Vesting schedules are also important in seeking future outside financing. Vesting schedules signal to investors, partners, shareholders, and other stakeholders that the founders, too, have a long-term commitment to the company.
No One Size Fits All With Vesting
There’s no one-size-fits-all approach to establishing a vesting schedule. The common vesting schedules seem to fall somewhere between three and five years. Most employees, however, are subject to a cliff period during which they will not receive any stock options. Typically, a cliff period is the first year of employment. In the period during which employees are not receiving stock, they are incented by the promise of receiving stock once their vesting period does start. In other words, the longer they stay, the more their gain, making vesting a hook that keeps employees engaged.
Giving out equity may seem like the best course of action to get your new venture off the ground. But, as always, there are unique circumstances surrounding your company—your industry, timeframes, business model and need for seed money from investors down the road, etc. Those variables require that you seek professional guidance from your attorney and accountant.
At Garza LLC, we’re committed to helping you attract talent now and retain top talent for the future.
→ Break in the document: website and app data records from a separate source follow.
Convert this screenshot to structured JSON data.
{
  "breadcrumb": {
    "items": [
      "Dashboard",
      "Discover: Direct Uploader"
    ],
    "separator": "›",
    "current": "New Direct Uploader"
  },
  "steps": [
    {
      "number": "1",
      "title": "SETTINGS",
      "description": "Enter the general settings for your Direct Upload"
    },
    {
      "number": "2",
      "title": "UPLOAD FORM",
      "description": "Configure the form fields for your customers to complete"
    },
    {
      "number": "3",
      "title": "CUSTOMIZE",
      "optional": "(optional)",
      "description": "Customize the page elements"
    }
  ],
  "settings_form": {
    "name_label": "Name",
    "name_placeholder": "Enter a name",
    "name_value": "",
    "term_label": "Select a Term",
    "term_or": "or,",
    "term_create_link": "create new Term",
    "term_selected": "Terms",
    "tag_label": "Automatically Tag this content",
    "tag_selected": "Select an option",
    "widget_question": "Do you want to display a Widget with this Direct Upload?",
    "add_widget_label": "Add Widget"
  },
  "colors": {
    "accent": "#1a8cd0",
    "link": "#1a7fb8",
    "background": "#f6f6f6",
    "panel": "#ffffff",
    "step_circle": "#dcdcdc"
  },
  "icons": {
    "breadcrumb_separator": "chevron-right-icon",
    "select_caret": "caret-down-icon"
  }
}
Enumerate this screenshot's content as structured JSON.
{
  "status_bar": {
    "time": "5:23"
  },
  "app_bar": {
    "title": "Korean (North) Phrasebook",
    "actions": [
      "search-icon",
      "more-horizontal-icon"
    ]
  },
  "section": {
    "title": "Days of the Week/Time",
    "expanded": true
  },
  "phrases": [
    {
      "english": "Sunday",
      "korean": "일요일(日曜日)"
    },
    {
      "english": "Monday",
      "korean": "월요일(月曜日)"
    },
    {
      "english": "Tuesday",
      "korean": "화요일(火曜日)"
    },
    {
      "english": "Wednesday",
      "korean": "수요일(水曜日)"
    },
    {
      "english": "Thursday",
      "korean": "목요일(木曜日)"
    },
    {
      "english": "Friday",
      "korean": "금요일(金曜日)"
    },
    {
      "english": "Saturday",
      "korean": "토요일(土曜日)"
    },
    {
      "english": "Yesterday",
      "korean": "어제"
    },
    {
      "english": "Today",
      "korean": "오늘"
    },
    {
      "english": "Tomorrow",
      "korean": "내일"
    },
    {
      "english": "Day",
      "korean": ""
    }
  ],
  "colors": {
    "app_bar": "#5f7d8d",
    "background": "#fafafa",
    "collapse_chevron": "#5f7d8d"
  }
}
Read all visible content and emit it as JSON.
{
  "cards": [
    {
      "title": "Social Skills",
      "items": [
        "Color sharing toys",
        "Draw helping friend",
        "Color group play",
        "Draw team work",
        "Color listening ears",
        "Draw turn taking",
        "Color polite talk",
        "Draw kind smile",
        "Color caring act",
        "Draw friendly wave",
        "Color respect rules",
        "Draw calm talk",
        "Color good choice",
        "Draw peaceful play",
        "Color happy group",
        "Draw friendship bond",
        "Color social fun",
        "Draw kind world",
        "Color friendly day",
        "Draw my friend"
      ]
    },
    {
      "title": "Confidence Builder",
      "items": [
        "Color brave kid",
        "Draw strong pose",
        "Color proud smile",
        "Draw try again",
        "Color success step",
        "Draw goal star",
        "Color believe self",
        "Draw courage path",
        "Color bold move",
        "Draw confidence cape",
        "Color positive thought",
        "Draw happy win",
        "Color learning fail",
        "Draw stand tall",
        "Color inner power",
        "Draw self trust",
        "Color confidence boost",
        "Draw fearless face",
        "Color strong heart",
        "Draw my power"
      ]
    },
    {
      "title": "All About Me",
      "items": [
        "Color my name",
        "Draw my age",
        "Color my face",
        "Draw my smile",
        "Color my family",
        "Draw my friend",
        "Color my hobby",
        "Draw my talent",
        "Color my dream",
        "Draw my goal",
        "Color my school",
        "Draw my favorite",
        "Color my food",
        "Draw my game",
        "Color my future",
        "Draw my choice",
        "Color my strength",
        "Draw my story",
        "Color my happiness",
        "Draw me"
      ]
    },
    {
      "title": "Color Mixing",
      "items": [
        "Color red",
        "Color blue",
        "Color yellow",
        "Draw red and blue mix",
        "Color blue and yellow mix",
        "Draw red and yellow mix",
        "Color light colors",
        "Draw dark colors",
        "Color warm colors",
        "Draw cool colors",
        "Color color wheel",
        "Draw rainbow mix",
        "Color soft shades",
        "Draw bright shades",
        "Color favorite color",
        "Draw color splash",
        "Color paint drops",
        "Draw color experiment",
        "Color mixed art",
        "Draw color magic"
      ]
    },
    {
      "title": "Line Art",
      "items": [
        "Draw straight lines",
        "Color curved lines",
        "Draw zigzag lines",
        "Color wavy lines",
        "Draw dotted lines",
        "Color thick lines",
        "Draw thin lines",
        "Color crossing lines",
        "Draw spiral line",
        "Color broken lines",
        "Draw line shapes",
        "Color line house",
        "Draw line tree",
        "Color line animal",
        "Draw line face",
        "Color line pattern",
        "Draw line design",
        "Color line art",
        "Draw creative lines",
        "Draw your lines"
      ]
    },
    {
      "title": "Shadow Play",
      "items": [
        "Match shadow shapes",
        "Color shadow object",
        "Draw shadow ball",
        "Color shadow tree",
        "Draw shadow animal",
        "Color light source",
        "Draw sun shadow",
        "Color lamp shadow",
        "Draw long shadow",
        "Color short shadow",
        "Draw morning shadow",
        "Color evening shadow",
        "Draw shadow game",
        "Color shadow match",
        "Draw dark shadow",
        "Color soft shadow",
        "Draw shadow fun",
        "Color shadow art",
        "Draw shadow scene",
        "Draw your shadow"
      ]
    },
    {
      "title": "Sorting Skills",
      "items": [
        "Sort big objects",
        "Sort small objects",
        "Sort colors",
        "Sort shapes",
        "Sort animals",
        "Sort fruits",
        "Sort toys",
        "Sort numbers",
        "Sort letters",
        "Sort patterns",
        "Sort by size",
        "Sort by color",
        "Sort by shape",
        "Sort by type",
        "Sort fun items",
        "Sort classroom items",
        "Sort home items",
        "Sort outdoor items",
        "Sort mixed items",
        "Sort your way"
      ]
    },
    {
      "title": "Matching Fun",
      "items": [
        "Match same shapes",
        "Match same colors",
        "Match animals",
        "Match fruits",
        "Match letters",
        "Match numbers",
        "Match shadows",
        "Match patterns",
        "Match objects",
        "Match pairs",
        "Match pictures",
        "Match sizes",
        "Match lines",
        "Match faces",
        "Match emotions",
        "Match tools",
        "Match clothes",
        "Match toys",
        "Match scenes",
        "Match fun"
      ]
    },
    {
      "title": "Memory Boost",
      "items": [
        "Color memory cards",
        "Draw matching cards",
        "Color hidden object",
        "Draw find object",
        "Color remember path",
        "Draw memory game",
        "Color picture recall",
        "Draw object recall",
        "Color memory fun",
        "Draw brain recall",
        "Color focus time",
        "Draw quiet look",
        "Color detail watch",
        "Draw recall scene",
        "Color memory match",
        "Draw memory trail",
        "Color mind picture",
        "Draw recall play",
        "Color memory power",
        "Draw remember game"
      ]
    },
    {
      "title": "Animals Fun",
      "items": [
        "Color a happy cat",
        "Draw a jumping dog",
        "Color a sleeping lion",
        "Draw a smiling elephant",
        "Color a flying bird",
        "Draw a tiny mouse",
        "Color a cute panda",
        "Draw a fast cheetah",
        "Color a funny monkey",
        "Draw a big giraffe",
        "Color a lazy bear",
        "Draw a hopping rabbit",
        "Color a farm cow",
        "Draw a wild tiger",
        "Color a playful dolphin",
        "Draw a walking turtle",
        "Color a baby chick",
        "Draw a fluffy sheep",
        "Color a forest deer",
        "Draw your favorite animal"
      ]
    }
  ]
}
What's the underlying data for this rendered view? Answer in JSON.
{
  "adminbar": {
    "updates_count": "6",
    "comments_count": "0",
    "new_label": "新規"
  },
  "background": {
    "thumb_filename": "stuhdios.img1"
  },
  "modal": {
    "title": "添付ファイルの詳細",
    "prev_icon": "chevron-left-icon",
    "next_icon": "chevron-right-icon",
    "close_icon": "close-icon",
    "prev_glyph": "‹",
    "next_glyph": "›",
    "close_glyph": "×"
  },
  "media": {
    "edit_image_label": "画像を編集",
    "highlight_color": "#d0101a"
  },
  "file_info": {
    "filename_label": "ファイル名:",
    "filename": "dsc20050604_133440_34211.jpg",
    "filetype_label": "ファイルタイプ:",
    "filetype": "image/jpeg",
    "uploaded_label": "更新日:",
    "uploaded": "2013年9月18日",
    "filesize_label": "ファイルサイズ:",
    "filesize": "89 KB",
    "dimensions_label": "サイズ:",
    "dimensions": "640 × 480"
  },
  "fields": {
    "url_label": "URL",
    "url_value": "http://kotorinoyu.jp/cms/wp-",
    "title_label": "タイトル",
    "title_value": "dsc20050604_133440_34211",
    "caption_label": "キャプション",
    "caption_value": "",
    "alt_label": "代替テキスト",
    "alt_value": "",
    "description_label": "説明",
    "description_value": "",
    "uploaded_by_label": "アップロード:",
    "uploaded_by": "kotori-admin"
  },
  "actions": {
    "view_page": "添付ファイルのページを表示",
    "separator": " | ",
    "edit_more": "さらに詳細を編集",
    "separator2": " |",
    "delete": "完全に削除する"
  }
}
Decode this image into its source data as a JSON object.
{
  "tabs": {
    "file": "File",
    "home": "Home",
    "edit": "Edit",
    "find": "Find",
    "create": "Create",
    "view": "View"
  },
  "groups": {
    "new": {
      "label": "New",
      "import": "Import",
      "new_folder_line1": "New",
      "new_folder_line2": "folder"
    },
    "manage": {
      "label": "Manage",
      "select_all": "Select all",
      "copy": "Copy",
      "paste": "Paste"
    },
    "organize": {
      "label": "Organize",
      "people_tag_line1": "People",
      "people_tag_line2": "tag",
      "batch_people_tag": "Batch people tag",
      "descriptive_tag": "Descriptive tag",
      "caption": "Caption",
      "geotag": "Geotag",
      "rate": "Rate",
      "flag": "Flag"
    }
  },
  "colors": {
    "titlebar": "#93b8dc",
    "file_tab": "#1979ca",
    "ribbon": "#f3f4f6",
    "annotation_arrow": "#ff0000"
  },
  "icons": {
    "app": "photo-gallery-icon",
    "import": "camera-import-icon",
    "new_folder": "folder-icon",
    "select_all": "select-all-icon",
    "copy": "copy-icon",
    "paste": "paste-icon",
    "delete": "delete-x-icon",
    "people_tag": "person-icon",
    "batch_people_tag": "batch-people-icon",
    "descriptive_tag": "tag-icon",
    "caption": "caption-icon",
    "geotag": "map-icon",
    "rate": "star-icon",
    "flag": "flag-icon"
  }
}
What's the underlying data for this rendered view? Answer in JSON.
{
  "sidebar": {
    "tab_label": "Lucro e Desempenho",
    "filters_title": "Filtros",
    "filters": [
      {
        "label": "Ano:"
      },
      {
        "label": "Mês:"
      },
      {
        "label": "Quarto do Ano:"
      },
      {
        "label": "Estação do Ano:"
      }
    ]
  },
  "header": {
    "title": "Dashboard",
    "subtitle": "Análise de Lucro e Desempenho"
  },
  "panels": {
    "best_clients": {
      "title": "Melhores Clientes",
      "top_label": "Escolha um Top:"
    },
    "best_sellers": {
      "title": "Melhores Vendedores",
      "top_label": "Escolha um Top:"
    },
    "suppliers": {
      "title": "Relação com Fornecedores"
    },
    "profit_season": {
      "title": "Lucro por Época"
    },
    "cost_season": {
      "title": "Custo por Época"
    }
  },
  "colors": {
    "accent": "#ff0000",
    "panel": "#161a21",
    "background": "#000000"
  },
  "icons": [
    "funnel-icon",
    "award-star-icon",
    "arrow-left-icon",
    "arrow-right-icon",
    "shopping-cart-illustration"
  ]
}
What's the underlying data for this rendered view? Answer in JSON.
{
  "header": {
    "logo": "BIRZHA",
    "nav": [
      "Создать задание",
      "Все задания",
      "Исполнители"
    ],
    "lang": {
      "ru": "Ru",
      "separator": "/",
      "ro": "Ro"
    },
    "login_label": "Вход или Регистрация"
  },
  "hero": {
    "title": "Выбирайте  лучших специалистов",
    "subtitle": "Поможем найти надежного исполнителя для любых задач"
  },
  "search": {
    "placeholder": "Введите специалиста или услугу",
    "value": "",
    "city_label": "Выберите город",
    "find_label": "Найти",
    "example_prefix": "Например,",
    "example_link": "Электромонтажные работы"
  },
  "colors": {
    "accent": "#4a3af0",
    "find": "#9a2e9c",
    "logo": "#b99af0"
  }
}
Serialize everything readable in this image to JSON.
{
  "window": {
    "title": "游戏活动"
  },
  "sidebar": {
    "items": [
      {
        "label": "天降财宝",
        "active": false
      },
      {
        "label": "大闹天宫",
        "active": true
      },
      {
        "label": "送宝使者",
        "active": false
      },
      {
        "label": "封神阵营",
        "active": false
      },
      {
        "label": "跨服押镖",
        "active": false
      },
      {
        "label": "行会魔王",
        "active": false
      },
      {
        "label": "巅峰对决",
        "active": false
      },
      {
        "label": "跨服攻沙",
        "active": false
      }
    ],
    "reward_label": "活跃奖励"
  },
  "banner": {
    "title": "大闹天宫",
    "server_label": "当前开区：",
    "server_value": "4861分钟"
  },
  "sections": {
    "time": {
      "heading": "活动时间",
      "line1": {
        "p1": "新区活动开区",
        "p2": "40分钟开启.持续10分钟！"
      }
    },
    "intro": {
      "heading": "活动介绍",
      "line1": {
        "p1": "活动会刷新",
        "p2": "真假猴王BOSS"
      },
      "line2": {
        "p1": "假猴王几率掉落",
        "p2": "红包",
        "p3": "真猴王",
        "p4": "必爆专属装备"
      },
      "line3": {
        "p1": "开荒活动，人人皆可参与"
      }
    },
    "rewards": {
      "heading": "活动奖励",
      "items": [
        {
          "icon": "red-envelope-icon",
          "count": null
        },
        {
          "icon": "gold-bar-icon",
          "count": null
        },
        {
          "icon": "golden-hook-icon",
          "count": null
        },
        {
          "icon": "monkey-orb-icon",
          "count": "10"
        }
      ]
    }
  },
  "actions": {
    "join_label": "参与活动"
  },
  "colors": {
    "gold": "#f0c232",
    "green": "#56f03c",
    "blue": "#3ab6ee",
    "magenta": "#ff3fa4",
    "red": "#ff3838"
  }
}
We can provide the guidance you will need as you evaluate various equity strategies and navigate the maze of securities and tax law.
Call us at 208.557.8705 and let us help you develop a plan to attract top talent today that also makes long-term sense for your company.